▸ **Exercise objective**
Find every line in the records below that holds the word "Current", and copy it out.

(Excerpted data Opens)

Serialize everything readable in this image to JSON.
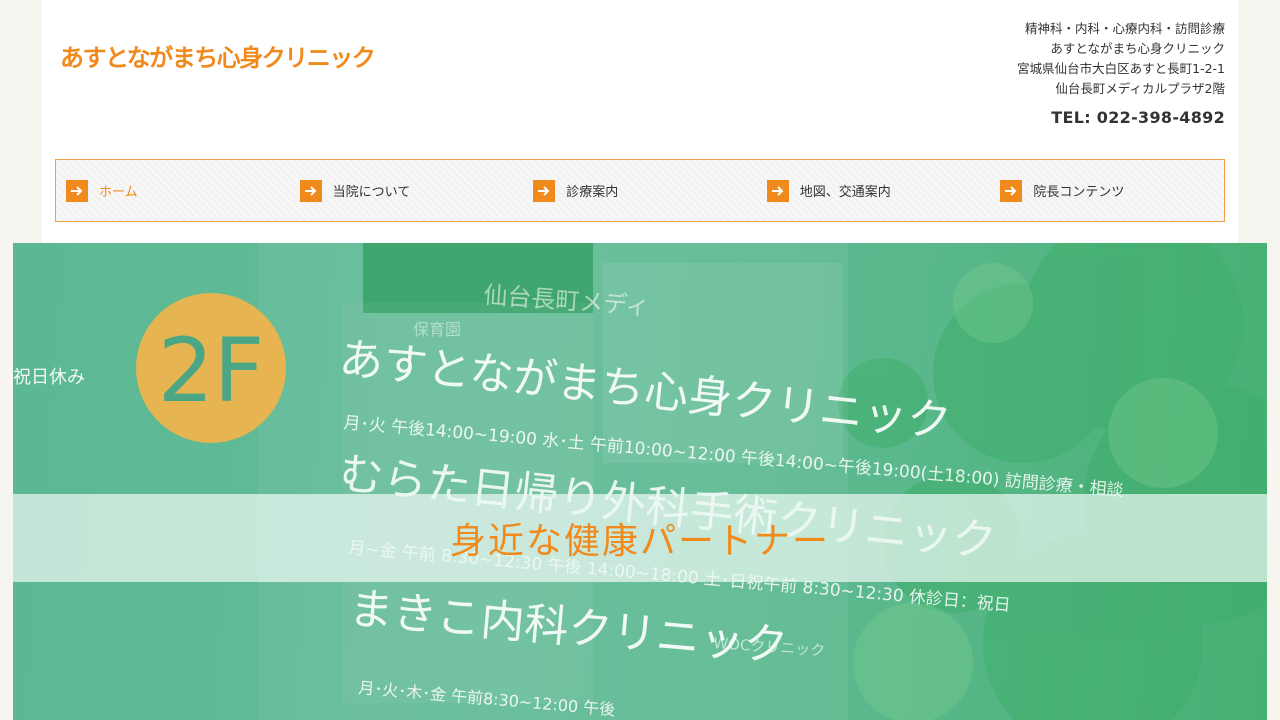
{
  "header": {
    "logo_text": "あすとながまち心身クリニック",
    "info_lines": [
      "精神科・内科・心療内科・訪問診療",
      "あすとながまち心身クリニック",
      "宮城県仙台市大白区あすと長町1-2-1",
      "仙台長町メディカルプラザ2階"
    ],
    "tel": "TEL: 022-398-4892"
  },
  "nav": {
    "items": [
      {
        "label": "ホーム",
        "active": true
      },
      {
        "label": "当院について",
        "active": false
      },
      {
        "label": "診療案内",
        "active": false
      },
      {
        "label": "地図、交通案内",
        "active": false
      },
      {
        "label": "院長コンテンツ",
        "active": false
      }
    ]
  },
  "hero": {
    "tagline": "身近な健康パートナー",
    "photo_sign": {
      "floor_badge": "2F",
      "building_name": "仙台長町メディ",
      "holiday_note": "祝日休み",
      "clinic_1": "あすとながまち心身クリニック",
      "hours_1": "月･火 午後14:00~19:00 水･土 午前10:00~12:00 午後14:00~午後19:00(土18:00) 訪問診療・相談",
      "clinic_2": "むらた日帰り外科手術クリニック",
      "hours_2": "月~金 午前 8:30~12:30 午後 14:00~18:00 土･日祝午前 8:30~12:30 休診日：祝日",
      "clinic_3": "まきこ内科クリニック",
      "hours_3": "月･火･木･金 午前8:30~12:00 午後",
      "nursery": "保育園",
      "small_sign": "WOCクリニック"
    }
  },
  "colors": {
    "accent": "#f08a1c",
    "hero_green": "#5cb894",
    "band": "#ecf8f2"
  }
}
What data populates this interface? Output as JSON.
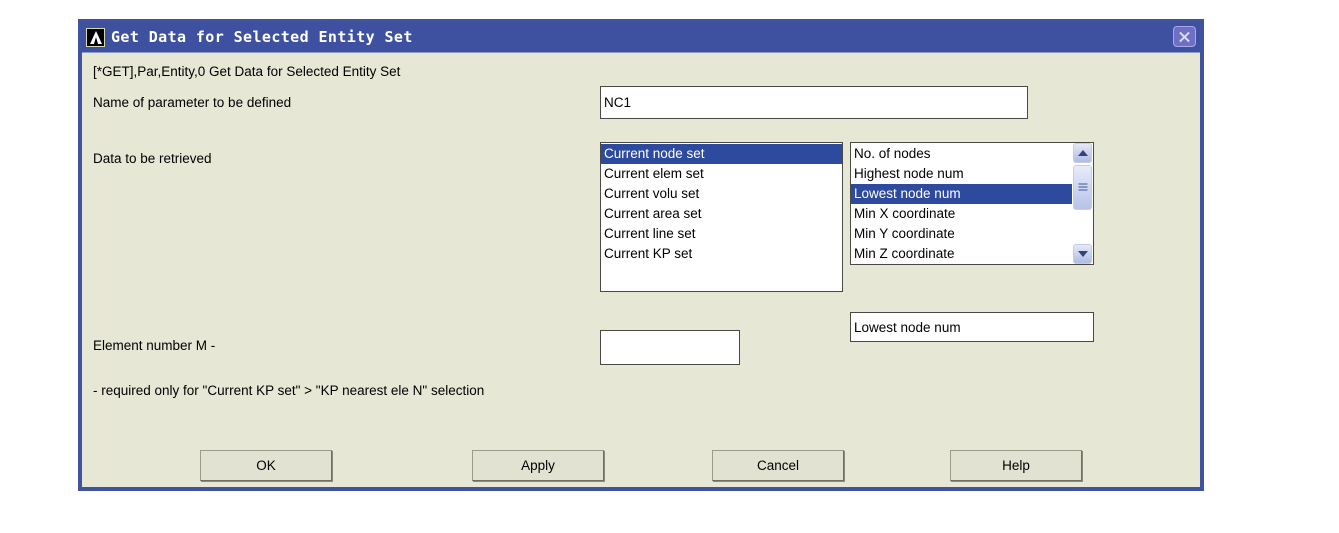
{
  "window": {
    "title": "Get Data for Selected Entity Set",
    "icon": "ansys-logo-icon",
    "close_label": "close-icon",
    "titlebar_color": "#3d51a0",
    "background_color": "#e7e7d5"
  },
  "dialog": {
    "subtitle": "[*GET],Par,Entity,0  Get Data for Selected Entity Set",
    "label_parameter": "Name of parameter to be defined",
    "label_data": "Data to be retrieved",
    "label_element_number": "Element number M -",
    "note": "- required only for \"Current KP set\" > \"KP nearest ele N\" selection"
  },
  "fields": {
    "parameter_name": {
      "value": "NC1",
      "placeholder": ""
    },
    "selected_item": {
      "value": "Lowest node num",
      "placeholder": ""
    },
    "element_number": {
      "value": "",
      "placeholder": ""
    }
  },
  "entity_list": {
    "items": [
      "Current node set",
      "Current elem set",
      "Current volu set",
      "Current area set",
      "Current line set",
      "Current KP set"
    ],
    "selected_index": 0,
    "selection_color": "#2e4a9e"
  },
  "data_list": {
    "items": [
      "No. of nodes",
      "Highest node num",
      "Lowest node num",
      "Min X coordinate",
      "Min Y coordinate",
      "Min Z coordinate"
    ],
    "selected_index": 2,
    "selection_color": "#2e4a9e",
    "scrollbar": {
      "up_icon": "chevron-up-icon",
      "down_icon": "chevron-down-icon",
      "thumb": "scrollbar-thumb"
    }
  },
  "buttons": {
    "ok": "OK",
    "apply": "Apply",
    "cancel": "Cancel",
    "help": "Help"
  }
}
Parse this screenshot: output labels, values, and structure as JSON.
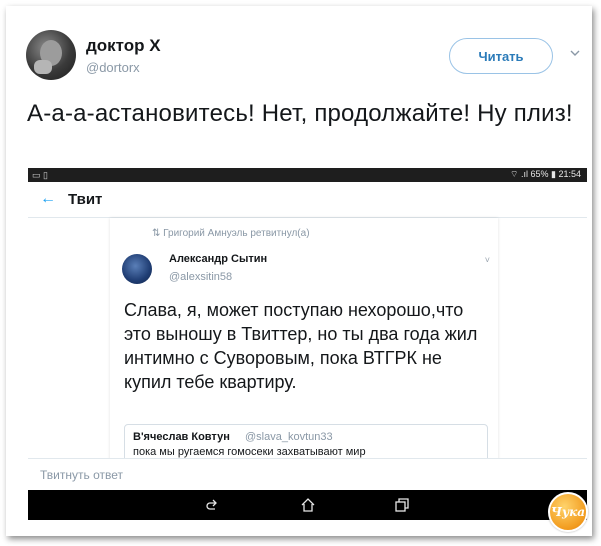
{
  "author": {
    "name": "доктор Х",
    "handle": "@dortorx"
  },
  "follow_button_label": "Читать",
  "tweet_text": "А-а-а-астановитесь! Нет, продолжайте! Ну плиз!",
  "screenshot": {
    "statusbar": {
      "left_icons": "▭ ▯",
      "right_text": "⌔ .ıl 65% ▮ 21:54"
    },
    "appbar": {
      "back_icon": "←",
      "title": "Твит"
    },
    "embedded_tweet": {
      "retweet_line": "⇅ Григорий Амнуэль ретвитнул(а)",
      "author_name": "Александр Сытин",
      "author_handle": "@alexsitin58",
      "chevron": "˅",
      "text": "Слава, я, может  поступаю нехорошо,что это выношу в Твиттер, но ты два года жил интимно с Суворовым, пока ВТГРК не купил тебе квартиру.",
      "quote": {
        "name": "В'ячеслав Ковтун",
        "handle": "@slava_kovtun33",
        "text": "пока мы ругаемся гомосеки захватывают мир"
      }
    },
    "reply_placeholder": "Твитнуть ответ",
    "nav_icons": [
      "back-nav-icon",
      "home-nav-icon",
      "recent-apps-icon"
    ]
  },
  "badge_text": "Чука",
  "colors": {
    "accent": "#2b7bb9",
    "follow_border": "#9ac3e6",
    "muted": "#8a98a6",
    "statusbar_bg": "#1e1e1e",
    "navbar_bg": "#000000",
    "badge": "#f29b1e"
  }
}
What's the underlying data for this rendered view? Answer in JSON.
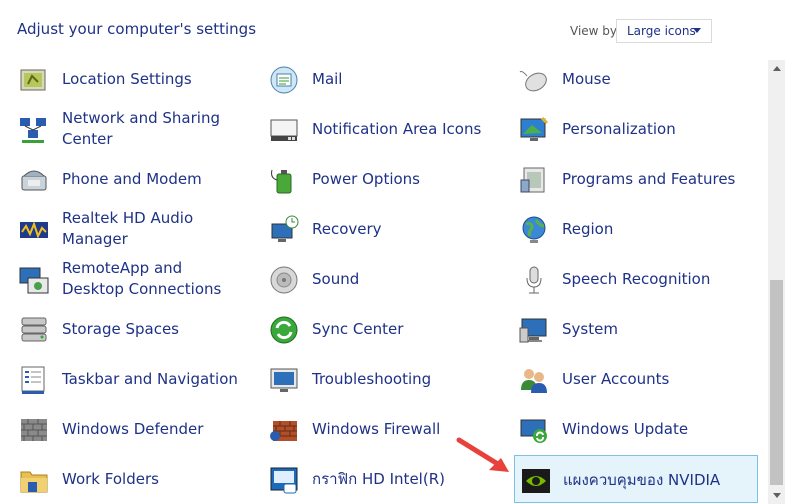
{
  "header": {
    "title": "Adjust your computer's settings",
    "view_by_label": "View by:",
    "view_by_value": "Large icons"
  },
  "items": [
    {
      "label": "Location Settings",
      "icon": "location-icon"
    },
    {
      "label": "Mail",
      "icon": "mail-icon"
    },
    {
      "label": "Mouse",
      "icon": "mouse-icon"
    },
    {
      "label": "Network and Sharing Center",
      "icon": "network-icon"
    },
    {
      "label": "Notification Area Icons",
      "icon": "notification-area-icon"
    },
    {
      "label": "Personalization",
      "icon": "personalization-icon"
    },
    {
      "label": "Phone and Modem",
      "icon": "phone-icon"
    },
    {
      "label": "Power Options",
      "icon": "power-icon"
    },
    {
      "label": "Programs and Features",
      "icon": "programs-icon"
    },
    {
      "label": "Realtek HD Audio Manager",
      "icon": "audio-manager-icon"
    },
    {
      "label": "Recovery",
      "icon": "recovery-icon"
    },
    {
      "label": "Region",
      "icon": "region-globe-icon"
    },
    {
      "label": "RemoteApp and Desktop Connections",
      "icon": "remote-desktop-icon"
    },
    {
      "label": "Sound",
      "icon": "speaker-icon"
    },
    {
      "label": "Speech Recognition",
      "icon": "microphone-icon"
    },
    {
      "label": "Storage Spaces",
      "icon": "storage-icon"
    },
    {
      "label": "Sync Center",
      "icon": "sync-icon"
    },
    {
      "label": "System",
      "icon": "system-monitor-icon"
    },
    {
      "label": "Taskbar and Navigation",
      "icon": "taskbar-icon"
    },
    {
      "label": "Troubleshooting",
      "icon": "troubleshooting-icon"
    },
    {
      "label": "User Accounts",
      "icon": "users-icon"
    },
    {
      "label": "Windows Defender",
      "icon": "defender-wall-icon"
    },
    {
      "label": "Windows Firewall",
      "icon": "firewall-icon"
    },
    {
      "label": "Windows Update",
      "icon": "windows-update-icon"
    },
    {
      "label": "Work Folders",
      "icon": "folder-icon"
    },
    {
      "label": "กราฟิก HD Intel(R)",
      "icon": "intel-graphics-icon"
    },
    {
      "label": "แผงควบคุมของ NVIDIA",
      "icon": "nvidia-icon",
      "selected": true
    }
  ],
  "colors": {
    "link": "#1e3287",
    "selection_bg": "#e5f3fb",
    "selection_border": "#7dc2e6",
    "annotation_arrow": "#e8403a"
  }
}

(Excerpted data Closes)

▸ **Solution to the exercise**
    "note": "- required only for \"Current KP set\" > \"KP nearest ele N\" selection"
      "Current node set",
      "Current elem set",
      "Current volu set",
      "Current area set",
      "Current line set",
      "Current KP set"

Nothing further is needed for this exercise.